*What is expected:* Copy each line of the entries that includes the word "week".

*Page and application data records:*
--- START ---
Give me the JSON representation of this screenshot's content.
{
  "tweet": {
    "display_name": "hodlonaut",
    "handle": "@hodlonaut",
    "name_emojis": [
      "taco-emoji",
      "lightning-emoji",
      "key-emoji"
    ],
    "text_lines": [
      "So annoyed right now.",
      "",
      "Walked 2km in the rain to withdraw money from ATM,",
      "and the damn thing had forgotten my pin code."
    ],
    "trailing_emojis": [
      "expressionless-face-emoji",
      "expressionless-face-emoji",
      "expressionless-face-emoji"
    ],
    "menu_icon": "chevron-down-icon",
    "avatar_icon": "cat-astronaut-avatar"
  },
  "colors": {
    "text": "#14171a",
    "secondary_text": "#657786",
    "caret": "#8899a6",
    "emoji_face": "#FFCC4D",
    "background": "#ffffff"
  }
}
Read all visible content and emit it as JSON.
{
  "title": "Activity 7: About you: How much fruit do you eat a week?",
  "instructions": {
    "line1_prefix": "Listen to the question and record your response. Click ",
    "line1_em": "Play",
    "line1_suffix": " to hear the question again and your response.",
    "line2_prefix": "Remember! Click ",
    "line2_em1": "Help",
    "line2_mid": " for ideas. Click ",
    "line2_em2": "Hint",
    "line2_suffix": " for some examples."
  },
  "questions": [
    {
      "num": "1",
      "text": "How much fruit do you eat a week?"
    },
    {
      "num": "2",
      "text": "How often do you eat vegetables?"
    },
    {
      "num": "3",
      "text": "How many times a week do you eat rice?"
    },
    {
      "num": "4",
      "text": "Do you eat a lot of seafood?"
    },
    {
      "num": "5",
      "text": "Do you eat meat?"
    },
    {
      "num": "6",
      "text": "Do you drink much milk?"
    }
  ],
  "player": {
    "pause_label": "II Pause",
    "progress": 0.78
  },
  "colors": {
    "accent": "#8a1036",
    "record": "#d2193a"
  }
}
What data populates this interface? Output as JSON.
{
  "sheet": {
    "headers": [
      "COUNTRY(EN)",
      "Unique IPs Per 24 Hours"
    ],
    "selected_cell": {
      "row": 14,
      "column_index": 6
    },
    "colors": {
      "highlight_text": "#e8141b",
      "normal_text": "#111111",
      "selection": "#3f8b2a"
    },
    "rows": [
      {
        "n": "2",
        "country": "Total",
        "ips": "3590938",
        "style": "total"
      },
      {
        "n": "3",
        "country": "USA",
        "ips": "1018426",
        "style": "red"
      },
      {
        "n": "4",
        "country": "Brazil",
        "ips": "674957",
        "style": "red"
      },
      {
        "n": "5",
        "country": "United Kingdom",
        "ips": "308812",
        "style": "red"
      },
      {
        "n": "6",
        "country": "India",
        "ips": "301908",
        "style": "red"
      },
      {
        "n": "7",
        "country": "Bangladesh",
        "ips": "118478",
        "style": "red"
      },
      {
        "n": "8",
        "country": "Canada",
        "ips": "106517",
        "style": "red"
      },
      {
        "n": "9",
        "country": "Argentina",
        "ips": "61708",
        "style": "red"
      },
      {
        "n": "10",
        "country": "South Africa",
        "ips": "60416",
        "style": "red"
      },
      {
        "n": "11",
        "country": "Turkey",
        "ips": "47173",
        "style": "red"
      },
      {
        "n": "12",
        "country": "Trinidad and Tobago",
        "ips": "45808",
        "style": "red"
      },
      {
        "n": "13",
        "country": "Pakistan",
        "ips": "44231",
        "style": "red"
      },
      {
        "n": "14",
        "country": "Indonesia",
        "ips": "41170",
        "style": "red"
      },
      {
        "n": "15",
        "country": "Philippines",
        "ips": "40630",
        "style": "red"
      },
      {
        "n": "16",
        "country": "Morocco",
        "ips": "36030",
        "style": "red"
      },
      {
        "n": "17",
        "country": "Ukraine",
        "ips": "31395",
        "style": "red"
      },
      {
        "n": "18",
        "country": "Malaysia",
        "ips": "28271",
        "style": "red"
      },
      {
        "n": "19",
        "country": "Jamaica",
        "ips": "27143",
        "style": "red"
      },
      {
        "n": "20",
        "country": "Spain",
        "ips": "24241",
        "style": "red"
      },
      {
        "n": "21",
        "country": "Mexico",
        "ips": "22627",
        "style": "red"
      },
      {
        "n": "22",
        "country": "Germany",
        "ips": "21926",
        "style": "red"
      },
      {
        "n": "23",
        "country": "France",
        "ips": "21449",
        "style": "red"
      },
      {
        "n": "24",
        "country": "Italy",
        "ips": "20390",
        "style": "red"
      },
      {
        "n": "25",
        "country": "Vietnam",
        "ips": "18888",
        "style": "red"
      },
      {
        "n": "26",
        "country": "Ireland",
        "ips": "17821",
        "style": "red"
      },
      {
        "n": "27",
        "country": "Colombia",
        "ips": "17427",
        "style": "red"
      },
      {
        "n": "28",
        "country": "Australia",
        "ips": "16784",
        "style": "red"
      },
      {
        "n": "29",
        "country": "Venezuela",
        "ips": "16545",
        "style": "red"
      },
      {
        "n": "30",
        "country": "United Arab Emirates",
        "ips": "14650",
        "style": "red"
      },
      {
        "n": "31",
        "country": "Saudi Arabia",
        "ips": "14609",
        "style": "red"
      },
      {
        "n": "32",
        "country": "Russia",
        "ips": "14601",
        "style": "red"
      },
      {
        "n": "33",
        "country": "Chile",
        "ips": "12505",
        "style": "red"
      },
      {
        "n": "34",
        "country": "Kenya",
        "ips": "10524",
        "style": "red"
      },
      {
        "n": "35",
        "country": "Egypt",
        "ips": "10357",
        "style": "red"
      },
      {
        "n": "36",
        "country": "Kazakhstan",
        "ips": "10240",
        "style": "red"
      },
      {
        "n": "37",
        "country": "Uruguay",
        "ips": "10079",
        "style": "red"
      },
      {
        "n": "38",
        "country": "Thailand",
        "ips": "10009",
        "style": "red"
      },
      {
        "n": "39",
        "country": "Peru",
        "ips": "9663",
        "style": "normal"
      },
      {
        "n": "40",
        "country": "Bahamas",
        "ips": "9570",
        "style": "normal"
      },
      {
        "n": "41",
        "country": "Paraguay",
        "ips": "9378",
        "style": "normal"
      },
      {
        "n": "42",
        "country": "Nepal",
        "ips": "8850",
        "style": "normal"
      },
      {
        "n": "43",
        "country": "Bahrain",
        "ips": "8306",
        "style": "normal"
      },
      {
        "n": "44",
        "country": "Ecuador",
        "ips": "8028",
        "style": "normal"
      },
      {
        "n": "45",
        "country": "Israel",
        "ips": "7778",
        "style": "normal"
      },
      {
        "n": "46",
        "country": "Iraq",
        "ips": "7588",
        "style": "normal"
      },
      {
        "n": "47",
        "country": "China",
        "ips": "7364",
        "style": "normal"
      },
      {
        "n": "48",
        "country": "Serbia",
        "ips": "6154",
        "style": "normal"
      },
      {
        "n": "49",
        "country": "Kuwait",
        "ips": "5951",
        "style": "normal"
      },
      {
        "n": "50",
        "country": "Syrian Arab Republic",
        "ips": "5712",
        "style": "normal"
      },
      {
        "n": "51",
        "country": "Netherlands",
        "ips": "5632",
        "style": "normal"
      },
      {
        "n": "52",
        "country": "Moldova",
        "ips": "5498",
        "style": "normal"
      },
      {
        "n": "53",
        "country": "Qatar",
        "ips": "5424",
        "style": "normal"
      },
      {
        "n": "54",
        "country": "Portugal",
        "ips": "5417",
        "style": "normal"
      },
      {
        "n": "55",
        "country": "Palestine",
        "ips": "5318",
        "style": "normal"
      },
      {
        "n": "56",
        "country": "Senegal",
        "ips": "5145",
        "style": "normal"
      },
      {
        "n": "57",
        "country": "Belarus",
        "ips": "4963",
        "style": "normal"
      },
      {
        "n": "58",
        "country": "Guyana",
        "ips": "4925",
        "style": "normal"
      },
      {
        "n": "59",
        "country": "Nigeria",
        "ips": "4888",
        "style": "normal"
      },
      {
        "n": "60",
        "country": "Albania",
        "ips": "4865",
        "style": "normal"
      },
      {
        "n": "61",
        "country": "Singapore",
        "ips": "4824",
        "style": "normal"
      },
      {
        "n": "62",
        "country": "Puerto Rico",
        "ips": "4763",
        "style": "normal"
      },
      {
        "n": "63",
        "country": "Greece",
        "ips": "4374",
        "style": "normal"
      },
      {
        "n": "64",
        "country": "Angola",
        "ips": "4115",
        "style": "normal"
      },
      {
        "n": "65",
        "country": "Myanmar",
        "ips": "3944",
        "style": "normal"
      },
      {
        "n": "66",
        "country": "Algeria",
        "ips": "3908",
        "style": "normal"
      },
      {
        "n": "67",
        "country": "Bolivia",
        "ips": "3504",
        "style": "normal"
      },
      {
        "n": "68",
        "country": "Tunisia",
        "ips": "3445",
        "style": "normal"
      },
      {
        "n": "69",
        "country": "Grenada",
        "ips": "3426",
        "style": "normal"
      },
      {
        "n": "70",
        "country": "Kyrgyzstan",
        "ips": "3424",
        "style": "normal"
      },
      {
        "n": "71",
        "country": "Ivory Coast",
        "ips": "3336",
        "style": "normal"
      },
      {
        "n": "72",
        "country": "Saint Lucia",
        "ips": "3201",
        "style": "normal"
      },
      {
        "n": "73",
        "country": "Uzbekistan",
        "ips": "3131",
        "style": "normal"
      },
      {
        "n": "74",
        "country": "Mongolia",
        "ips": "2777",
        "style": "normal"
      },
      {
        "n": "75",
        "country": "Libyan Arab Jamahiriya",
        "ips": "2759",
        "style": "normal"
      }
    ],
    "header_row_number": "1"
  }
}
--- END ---
*Response:*
  "title": "Activity 7: About you: How much fruit do you eat a week?",
      "text": "How much fruit do you eat a week?"
      "text": "How many times a week do you eat rice?"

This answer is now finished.